■ Given records ■
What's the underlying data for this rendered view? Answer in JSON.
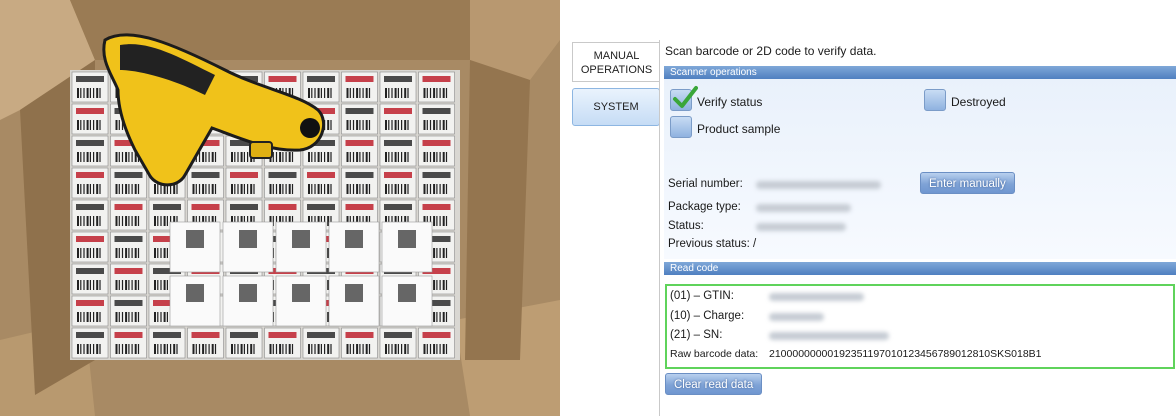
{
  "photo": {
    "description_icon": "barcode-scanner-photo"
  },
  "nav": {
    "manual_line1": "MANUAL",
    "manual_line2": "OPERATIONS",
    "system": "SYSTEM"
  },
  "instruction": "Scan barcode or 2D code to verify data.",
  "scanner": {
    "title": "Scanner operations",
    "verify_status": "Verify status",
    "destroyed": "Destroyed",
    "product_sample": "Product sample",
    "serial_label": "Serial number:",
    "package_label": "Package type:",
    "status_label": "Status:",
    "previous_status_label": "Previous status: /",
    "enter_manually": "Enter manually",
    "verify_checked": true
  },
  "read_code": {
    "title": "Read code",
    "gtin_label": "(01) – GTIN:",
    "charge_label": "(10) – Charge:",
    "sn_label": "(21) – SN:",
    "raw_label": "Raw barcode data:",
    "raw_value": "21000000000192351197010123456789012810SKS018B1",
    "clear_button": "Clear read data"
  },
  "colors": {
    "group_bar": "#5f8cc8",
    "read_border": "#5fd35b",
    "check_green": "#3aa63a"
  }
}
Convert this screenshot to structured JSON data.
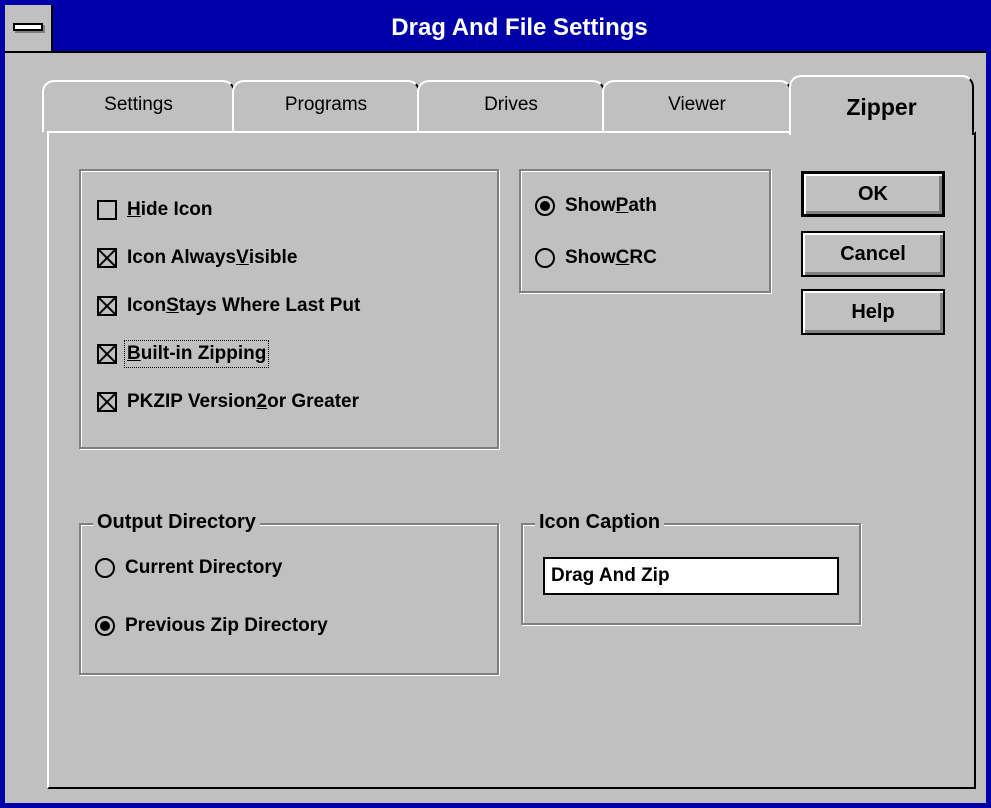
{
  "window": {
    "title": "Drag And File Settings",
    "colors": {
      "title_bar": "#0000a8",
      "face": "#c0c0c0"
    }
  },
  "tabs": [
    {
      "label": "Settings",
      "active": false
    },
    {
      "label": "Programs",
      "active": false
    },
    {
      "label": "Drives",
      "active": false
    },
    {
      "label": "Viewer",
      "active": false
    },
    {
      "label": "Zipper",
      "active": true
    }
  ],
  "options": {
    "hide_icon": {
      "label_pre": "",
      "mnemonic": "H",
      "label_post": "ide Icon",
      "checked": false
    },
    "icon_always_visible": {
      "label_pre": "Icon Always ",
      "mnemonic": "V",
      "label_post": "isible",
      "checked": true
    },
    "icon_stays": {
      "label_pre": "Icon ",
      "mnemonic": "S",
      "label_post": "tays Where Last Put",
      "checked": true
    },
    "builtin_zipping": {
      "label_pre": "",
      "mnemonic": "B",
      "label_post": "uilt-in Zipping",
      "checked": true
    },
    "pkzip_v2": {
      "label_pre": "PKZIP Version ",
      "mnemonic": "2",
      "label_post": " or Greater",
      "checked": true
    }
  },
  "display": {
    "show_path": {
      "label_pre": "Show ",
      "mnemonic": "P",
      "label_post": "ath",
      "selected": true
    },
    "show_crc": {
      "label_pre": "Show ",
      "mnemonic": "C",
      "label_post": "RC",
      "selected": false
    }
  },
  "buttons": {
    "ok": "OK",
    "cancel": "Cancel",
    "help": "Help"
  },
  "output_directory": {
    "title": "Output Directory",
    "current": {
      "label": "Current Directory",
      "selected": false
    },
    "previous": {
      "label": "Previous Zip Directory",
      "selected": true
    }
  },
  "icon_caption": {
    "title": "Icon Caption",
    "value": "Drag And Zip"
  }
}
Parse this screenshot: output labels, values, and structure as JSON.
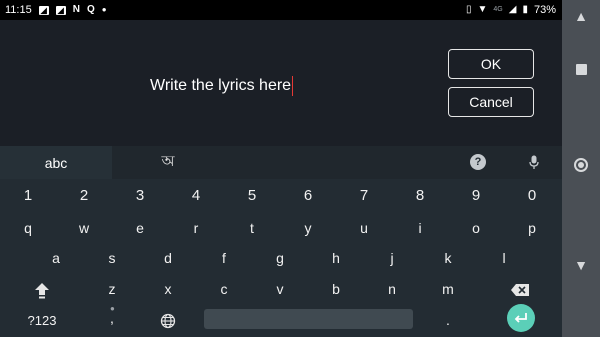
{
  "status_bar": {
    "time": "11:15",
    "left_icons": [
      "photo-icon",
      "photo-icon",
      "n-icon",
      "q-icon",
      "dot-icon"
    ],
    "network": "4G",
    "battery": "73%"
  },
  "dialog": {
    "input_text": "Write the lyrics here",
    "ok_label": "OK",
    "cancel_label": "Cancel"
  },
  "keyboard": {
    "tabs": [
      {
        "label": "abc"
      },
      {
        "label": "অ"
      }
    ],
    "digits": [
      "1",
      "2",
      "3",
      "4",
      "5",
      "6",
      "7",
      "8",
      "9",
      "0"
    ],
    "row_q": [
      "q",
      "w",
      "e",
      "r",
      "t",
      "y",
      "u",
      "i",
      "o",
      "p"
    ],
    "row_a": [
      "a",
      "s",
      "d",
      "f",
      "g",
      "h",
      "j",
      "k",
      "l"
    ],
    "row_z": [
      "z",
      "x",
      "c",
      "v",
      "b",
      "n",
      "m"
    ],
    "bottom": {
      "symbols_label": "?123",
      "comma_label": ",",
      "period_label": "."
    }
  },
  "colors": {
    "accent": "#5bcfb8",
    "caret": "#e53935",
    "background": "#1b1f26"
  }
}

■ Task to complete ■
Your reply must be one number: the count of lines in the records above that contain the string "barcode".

■ Answer box ■
3